News that Amazon has shut down its Mayday on-screen videochat support service for Fire tablets should come as no surprise, given how quickly video is now evolving to support the broader customer experience.
Billed as the future of customer support at its launch five years ago, the Mayday video-calling feature was claimed to have been used by up to three quarters of Amazon Fire HDX tablet users at some time or other. However, live videochat is an expensive contact channel and even Amazon couldn’t justify such a resource-hungry service. Cost wouldn’t have been the only reason for this decision though, with Amazon no doubt realising that a traditional videochat service simply wasn’t offering enough in terms of video-enabled customer contact.
Given his belief that the regular failure of innovations is an essential part of longer term success, Amazon’s Jeff Bezos won’t be mourning Mayday’s demise. Much of the live Mayday video stream capabilities at its launch are now much better supported and easier to deploy via industry standards such as WebRTC and are therefore available to the mass market. That’s why I believe that we are now in the early stages of a video revolution in contact centres!
The reality is that solutions such as Mayday were created for a customer contact world that never really happened. Back in 2013 experts were predicting the continued decline of voice and a rapid transition towards newer contact channels such as video. Instead, rather than seeing a fall in voice contacts, we’re actually seeing a rebirth of voice with contact centres having to deal with much greater complexity as they’re typically dealing with the issues that customers can’t resolve via self-service. This is leading to more interactions per customer as well as a more general need to help make the voice channel more effective.
New generation of video-enabled customer contact
This is where video can prove really effective. For most use cases, customers don’t really need to see the contact centre agent they’re talking to – however, having access to a video-enabled channel for sharing content can lead to significant benefits. Much like earlier co-browsing solutions that allowed customers and agents to share web pages, offering a parallel video channel can provide a great opportunity to share more complex content to help people through more difficult parts of the customer journey.
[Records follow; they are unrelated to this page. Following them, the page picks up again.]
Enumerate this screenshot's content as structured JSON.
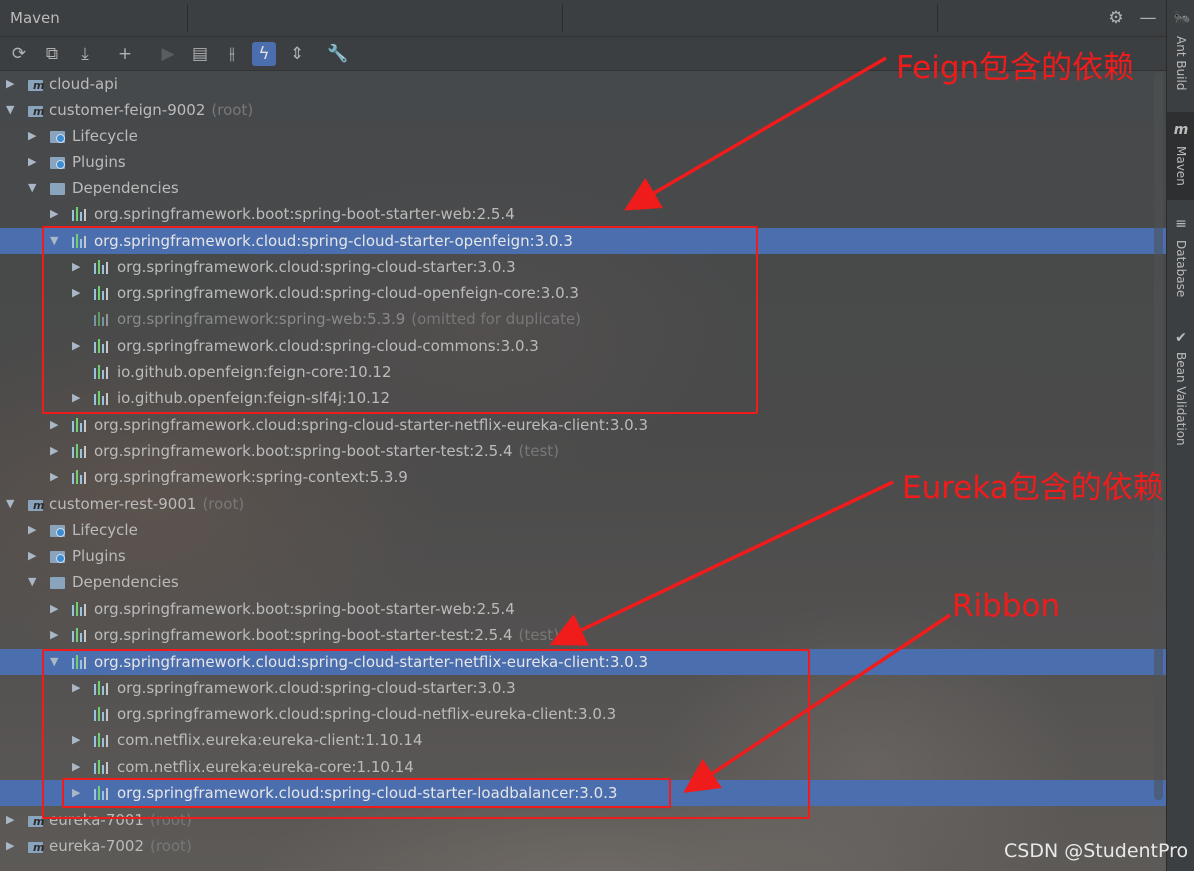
{
  "panel": {
    "title": "Maven"
  },
  "toolbar": {
    "buttons": [
      "reload-all",
      "reimport",
      "download",
      "add",
      "run",
      "execute-goal",
      "toggle-offline",
      "skip-tests",
      "collapse-all",
      "settings"
    ]
  },
  "side_tabs": [
    "Ant Build",
    "Maven",
    "Database",
    "Bean Validation"
  ],
  "tree": [
    {
      "label": "cloud-api",
      "suffix": ""
    },
    {
      "label": "customer-feign-9002",
      "suffix": "(root)"
    },
    {
      "label": "Lifecycle",
      "suffix": ""
    },
    {
      "label": "Plugins",
      "suffix": ""
    },
    {
      "label": "Dependencies",
      "suffix": ""
    },
    {
      "label": "org.springframework.boot:spring-boot-starter-web:2.5.4",
      "suffix": ""
    },
    {
      "label": "org.springframework.cloud:spring-cloud-starter-openfeign:3.0.3",
      "suffix": ""
    },
    {
      "label": "org.springframework.cloud:spring-cloud-starter:3.0.3",
      "suffix": ""
    },
    {
      "label": "org.springframework.cloud:spring-cloud-openfeign-core:3.0.3",
      "suffix": ""
    },
    {
      "label": "org.springframework:spring-web:5.3.9",
      "suffix": "(omitted for duplicate)"
    },
    {
      "label": "org.springframework.cloud:spring-cloud-commons:3.0.3",
      "suffix": ""
    },
    {
      "label": "io.github.openfeign:feign-core:10.12",
      "suffix": ""
    },
    {
      "label": "io.github.openfeign:feign-slf4j:10.12",
      "suffix": ""
    },
    {
      "label": "org.springframework.cloud:spring-cloud-starter-netflix-eureka-client:3.0.3",
      "suffix": ""
    },
    {
      "label": "org.springframework.boot:spring-boot-starter-test:2.5.4",
      "suffix": "(test)"
    },
    {
      "label": "org.springframework:spring-context:5.3.9",
      "suffix": ""
    },
    {
      "label": "customer-rest-9001",
      "suffix": "(root)"
    },
    {
      "label": "Lifecycle",
      "suffix": ""
    },
    {
      "label": "Plugins",
      "suffix": ""
    },
    {
      "label": "Dependencies",
      "suffix": ""
    },
    {
      "label": "org.springframework.boot:spring-boot-starter-web:2.5.4",
      "suffix": ""
    },
    {
      "label": "org.springframework.boot:spring-boot-starter-test:2.5.4",
      "suffix": "(test)"
    },
    {
      "label": "org.springframework.cloud:spring-cloud-starter-netflix-eureka-client:3.0.3",
      "suffix": ""
    },
    {
      "label": "org.springframework.cloud:spring-cloud-starter:3.0.3",
      "suffix": ""
    },
    {
      "label": "org.springframework.cloud:spring-cloud-netflix-eureka-client:3.0.3",
      "suffix": ""
    },
    {
      "label": "com.netflix.eureka:eureka-client:1.10.14",
      "suffix": ""
    },
    {
      "label": "com.netflix.eureka:eureka-core:1.10.14",
      "suffix": ""
    },
    {
      "label": "org.springframework.cloud:spring-cloud-starter-loadbalancer:3.0.3",
      "suffix": ""
    },
    {
      "label": "eureka-7001",
      "suffix": "(root)"
    },
    {
      "label": "eureka-7002",
      "suffix": "(root)"
    }
  ],
  "annotations": {
    "feign": "Feign包含的依赖",
    "eureka": "Eureka包含的依赖",
    "ribbon": "Ribbon"
  },
  "watermark": "CSDN @StudentPro",
  "colors": {
    "selection": "#4b6eaf",
    "annotation": "#f01c1c",
    "panel": "#3c3f41"
  }
}
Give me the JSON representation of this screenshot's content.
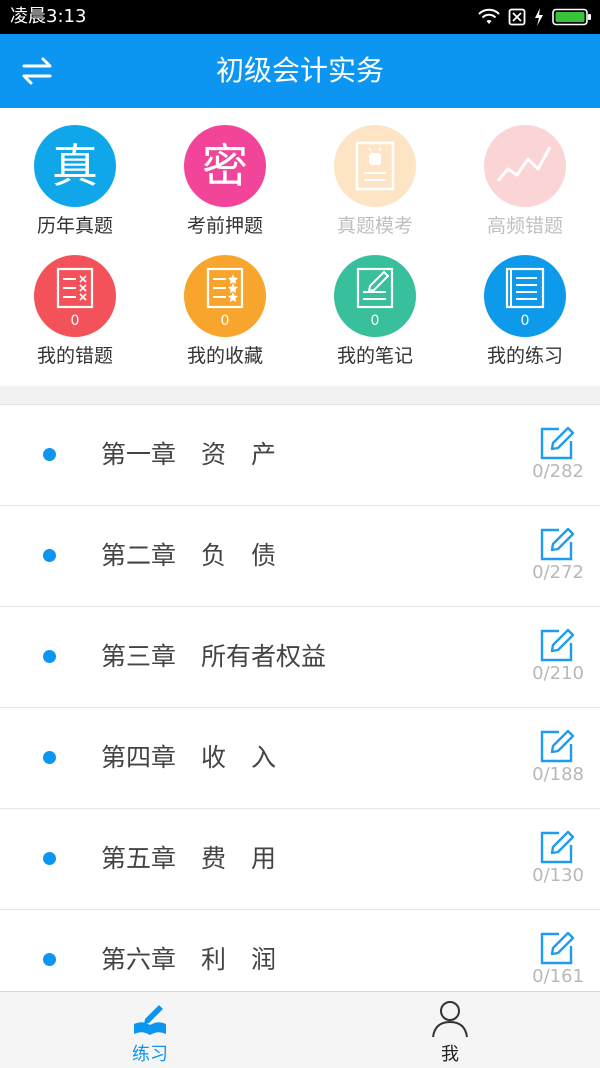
{
  "status_bar": {
    "time": "凌晨3:13",
    "battery_color": "#39c23a"
  },
  "app_bar": {
    "title": "初级会计实务",
    "color": "#0c96f2",
    "swap_icon": "swap-arrows-icon"
  },
  "menu": [
    {
      "label": "历年真题",
      "glyph": "真",
      "color": "#10a7ea",
      "enabled": true,
      "icon": "zhen-glyph-icon"
    },
    {
      "label": "考前押题",
      "glyph": "密",
      "color": "#f2459a",
      "enabled": true,
      "icon": "mi-glyph-icon"
    },
    {
      "label": "真题模考",
      "color": "#fde4c4",
      "enabled": false,
      "icon": "mock-exam-icon"
    },
    {
      "label": "高频错题",
      "color": "#fbd5d5",
      "enabled": false,
      "icon": "trend-chart-icon"
    },
    {
      "label": "我的错题",
      "count": "0",
      "color": "#f4525a",
      "icon": "wrong-list-icon"
    },
    {
      "label": "我的收藏",
      "count": "0",
      "color": "#f7a52c",
      "icon": "star-list-icon"
    },
    {
      "label": "我的笔记",
      "count": "0",
      "color": "#38bf9b",
      "icon": "note-pencil-icon"
    },
    {
      "label": "我的练习",
      "count": "0",
      "color": "#0e9aea",
      "icon": "practice-book-icon"
    }
  ],
  "chapters": [
    {
      "title": "第一章　资　产",
      "progress": "0/282"
    },
    {
      "title": "第二章　负　债",
      "progress": "0/272"
    },
    {
      "title": "第三章　所有者权益",
      "progress": "0/210"
    },
    {
      "title": "第四章　收　入",
      "progress": "0/188"
    },
    {
      "title": "第五章　费　用",
      "progress": "0/130"
    },
    {
      "title": "第六章　利　润",
      "progress": "0/161"
    }
  ],
  "tabs": [
    {
      "label": "练习",
      "active": true,
      "icon": "practice-pen-icon",
      "color": "#0c96f2"
    },
    {
      "label": "我",
      "active": false,
      "icon": "person-outline-icon",
      "color": "#222222"
    }
  ]
}
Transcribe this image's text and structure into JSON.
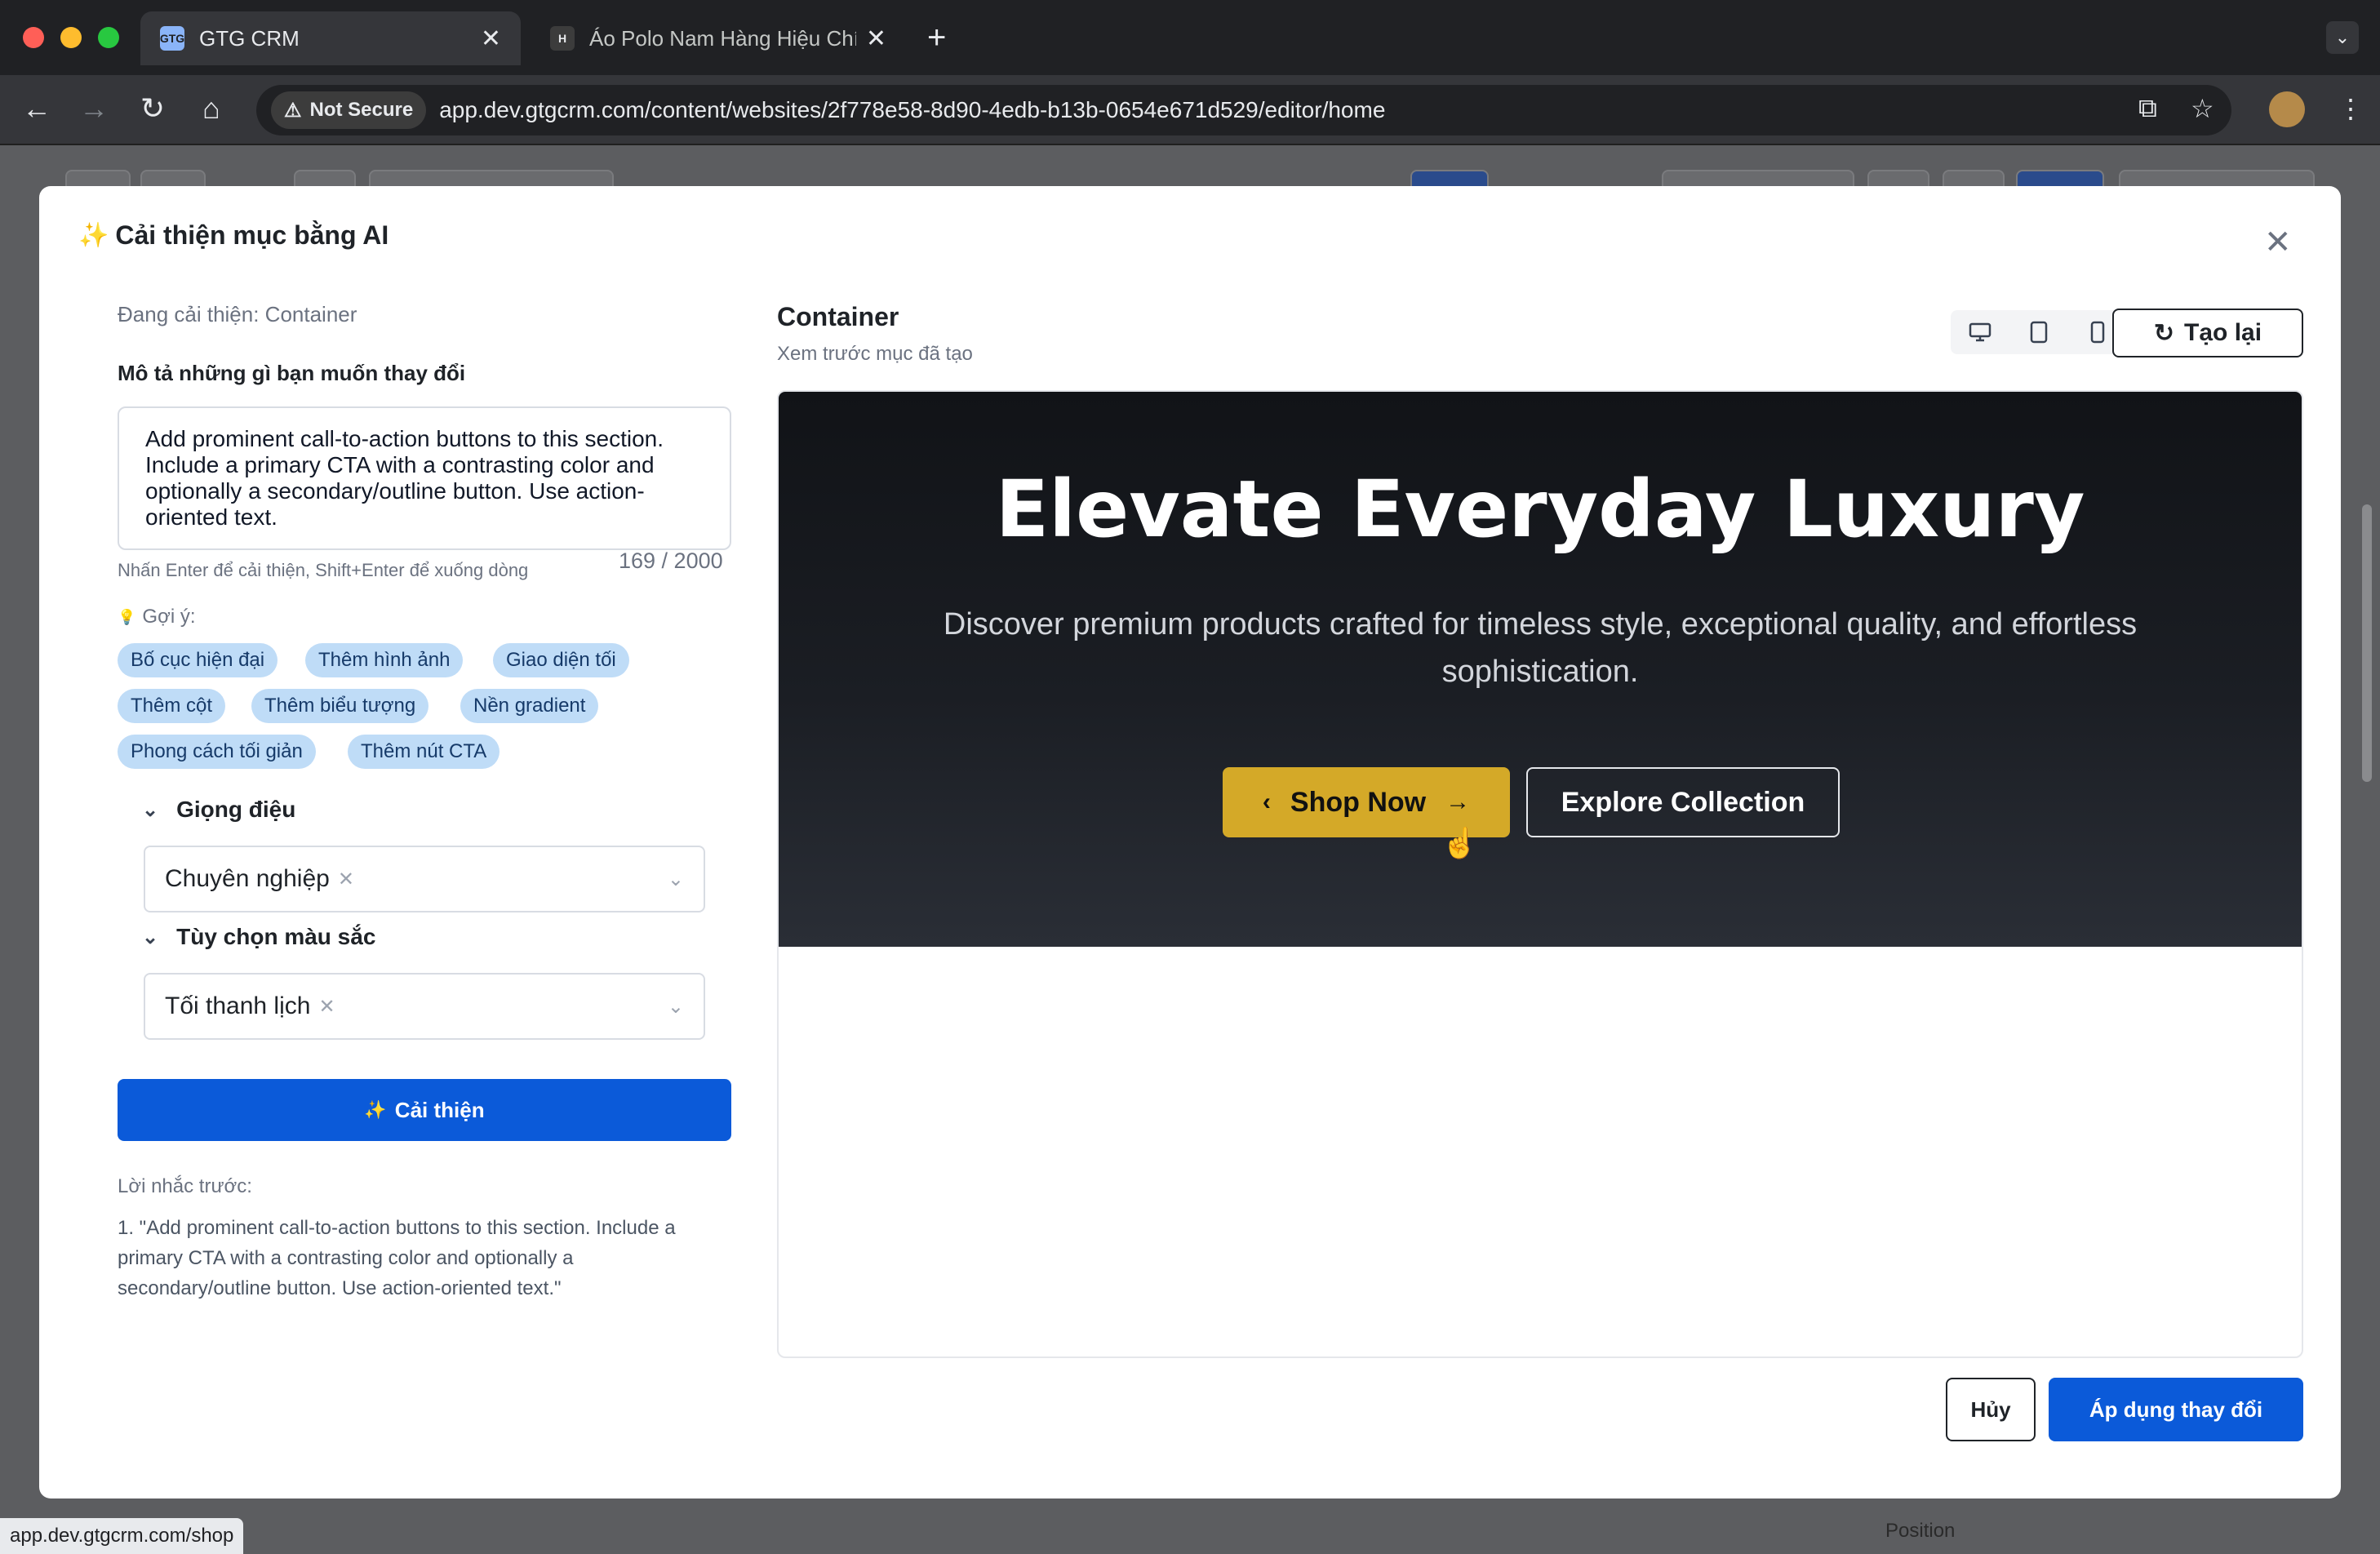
{
  "browser": {
    "tabs": [
      {
        "title": "GTG CRM",
        "favicon": "GTG"
      },
      {
        "title": "Áo Polo Nam Hàng Hiệu Chín",
        "favicon": "H"
      }
    ],
    "tab_close": "✕",
    "new_tab": "+",
    "security_label": "Not Secure",
    "url": "app.dev.gtgcrm.com/content/websites/2f778e58-8d90-4edb-b13b-0654e671d529/editor/home",
    "status_url": "app.dev.gtgcrm.com/shop"
  },
  "background": {
    "position_label": "Position"
  },
  "modal": {
    "title": "Cải thiện mục bằng AI",
    "close_icon": "close-icon",
    "editing_label": "Đang cải thiện: Container",
    "describe_label": "Mô tả những gì bạn muốn thay đổi",
    "prompt_value": "Add prominent call-to-action buttons to this section. Include a primary CTA with a contrasting color and optionally a secondary/outline button. Use action-oriented text.",
    "prompt_hint": "Nhấn Enter để cải thiện, Shift+Enter để xuống dòng",
    "prompt_count": "169 / 2000",
    "suggestions_label": "Gợi ý:",
    "suggestions": [
      "Bố cục hiện đại",
      "Thêm hình ảnh",
      "Giao diện tối",
      "Thêm cột",
      "Thêm biểu tượng",
      "Nền gradient",
      "Phong cách tối giản",
      "Thêm nút CTA"
    ],
    "tone": {
      "label": "Giọng điệu",
      "selected": "Chuyên nghiệp"
    },
    "color": {
      "label": "Tùy chọn màu sắc",
      "selected": "Tối thanh lịch"
    },
    "improve_button": "Cải thiện",
    "previous_label": "Lời nhắc trước:",
    "previous_prompts": [
      "1. \"Add prominent call-to-action buttons to this section. Include a primary CTA with a contrasting color and optionally a secondary/outline button. Use action-oriented text.\""
    ],
    "preview": {
      "title": "Container",
      "subtitle": "Xem trước mục đã tạo",
      "regenerate": "Tạo lại",
      "hero_title": "Elevate Everyday Luxury",
      "hero_subtitle": "Discover premium products crafted for timeless style, exceptional quality, and effortless sophistication.",
      "primary_cta": "Shop Now",
      "secondary_cta": "Explore Collection",
      "colors": {
        "hero_bg": "#111317",
        "cta_gold": "#d4a928",
        "accent_blue": "#0b5ad9"
      }
    },
    "cancel_button": "Hủy",
    "apply_button": "Áp dụng thay đổi"
  }
}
This typically involves using visual content to walk customers through products and options, sharing images, or using shared content to allow customers to digitally sign a document or approve their terms & conditions. Contact centres adopting this approach report significant uplift in sales performance, more calls resolved first time, higher levels of productivity and much better customer satisfaction.
With around 60% of contact centre calls coming from customers who are online, and the vast majority of customers having access to an online screen during their interaction, adding visual content to a voice conversation has never been easier. For voice agents this means that, instead of potentially frustrating customers by not being able to resolve their issue quickly, they can now call up a parallel video channel and invite the customer to jump on a dedicated screen accessible via a video link.
At Sabio we’re currently working with our clients to build video-enabled contact into their existing customer journeys. Whether it’s the ability to take advantage of WebRTC capabilities or develop focused snap-in style solutions to support specific aspects of a business process, we’re confident that video still has a huge amount to offer in terms of developing brilliant customer experiences. It seems that Amazon’s experiment with Mayday has led them to this conclusion as well!